# Exercise aim
Please print all of the entries, matching them exactly.

# Records
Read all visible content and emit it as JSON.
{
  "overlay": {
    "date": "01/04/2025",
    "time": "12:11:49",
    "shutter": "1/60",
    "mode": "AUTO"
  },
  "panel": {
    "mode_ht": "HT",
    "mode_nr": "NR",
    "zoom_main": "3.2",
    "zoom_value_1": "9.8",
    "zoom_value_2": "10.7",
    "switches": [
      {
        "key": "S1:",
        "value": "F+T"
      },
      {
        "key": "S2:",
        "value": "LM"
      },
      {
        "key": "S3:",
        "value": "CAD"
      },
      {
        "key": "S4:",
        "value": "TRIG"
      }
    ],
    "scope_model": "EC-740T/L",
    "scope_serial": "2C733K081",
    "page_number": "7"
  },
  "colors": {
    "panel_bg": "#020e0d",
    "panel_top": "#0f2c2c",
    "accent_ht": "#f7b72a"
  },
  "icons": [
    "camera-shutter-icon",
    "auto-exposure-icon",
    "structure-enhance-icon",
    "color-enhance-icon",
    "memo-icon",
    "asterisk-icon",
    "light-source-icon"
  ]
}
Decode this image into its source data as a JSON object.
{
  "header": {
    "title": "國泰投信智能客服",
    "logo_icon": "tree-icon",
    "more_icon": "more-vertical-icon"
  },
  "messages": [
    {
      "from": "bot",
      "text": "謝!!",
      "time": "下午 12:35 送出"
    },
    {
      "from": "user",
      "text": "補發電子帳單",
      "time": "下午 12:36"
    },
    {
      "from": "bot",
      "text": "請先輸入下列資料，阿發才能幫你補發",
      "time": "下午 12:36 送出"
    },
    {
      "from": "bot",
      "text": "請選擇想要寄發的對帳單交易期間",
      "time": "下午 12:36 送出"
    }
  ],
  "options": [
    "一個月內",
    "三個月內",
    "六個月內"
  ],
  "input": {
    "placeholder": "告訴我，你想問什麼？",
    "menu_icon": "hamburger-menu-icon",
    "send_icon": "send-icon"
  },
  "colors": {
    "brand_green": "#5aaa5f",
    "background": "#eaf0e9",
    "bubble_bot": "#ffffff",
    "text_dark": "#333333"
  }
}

# Response to this exercise
Read all visible content and emit it as JSON.
{
  "overlay": {
    "date": "01/04/2025",
    "time": "12:11:49",
    "shutter": "1/60",
    "mode": "AUTO"
  },
  "panel": {
    "mode_ht": "HT",
    "mode_nr": "NR",
    "zoom_main": "3.2",
    "zoom_value_1": "9.8",
    "zoom_value_2": "10.7",
    "switches": [
      {
        "key": "S1:",
        "value": "F+T"
      },
      {
        "key": "S2:",
        "value": "LM"
      },
      {
        "key": "S3:",
        "value": "CAD"
      },
      {
        "key": "S4:",
        "value": "TRIG"
      }
    ],
    "scope_model": "EC-740T/L",
    "scope_serial": "2C733K081",
    "page_number": "7"
  },
  "colors": {
    "panel_bg": "#020e0d",
    "panel_top": "#0f2c2c",
    "accent_ht": "#f7b72a"
  },
  "icons": [
    "camera-shutter-icon",
    "auto-exposure-icon",
    "structure-enhance-icon",
    "color-enhance-icon",
    "memo-icon",
    "asterisk-icon",
    "light-source-icon"
  ]
}
Decode this image into its source data as a JSON object.
{
  "header": {
    "title": "國泰投信智能客服",
    "logo_icon": "tree-icon",
    "more_icon": "more-vertical-icon"
  },
  "messages": [
    {
      "from": "bot",
      "text": "謝!!",
      "time": "下午 12:35 送出"
    },
    {
      "from": "user",
      "text": "補發電子帳單",
      "time": "下午 12:36"
    },
    {
      "from": "bot",
      "text": "請先輸入下列資料，阿發才能幫你補發",
      "time": "下午 12:36 送出"
    },
    {
      "from": "bot",
      "text": "請選擇想要寄發的對帳單交易期間",
      "time": "下午 12:36 送出"
    }
  ],
  "options": [
    "一個月內",
    "三個月內",
    "六個月內"
  ],
  "input": {
    "placeholder": "告訴我，你想問什麼？",
    "menu_icon": "hamburger-menu-icon",
    "send_icon": "send-icon"
  },
  "colors": {
    "brand_green": "#5aaa5f",
    "background": "#eaf0e9",
    "bubble_bot": "#ffffff",
    "text_dark": "#333333"
  }
}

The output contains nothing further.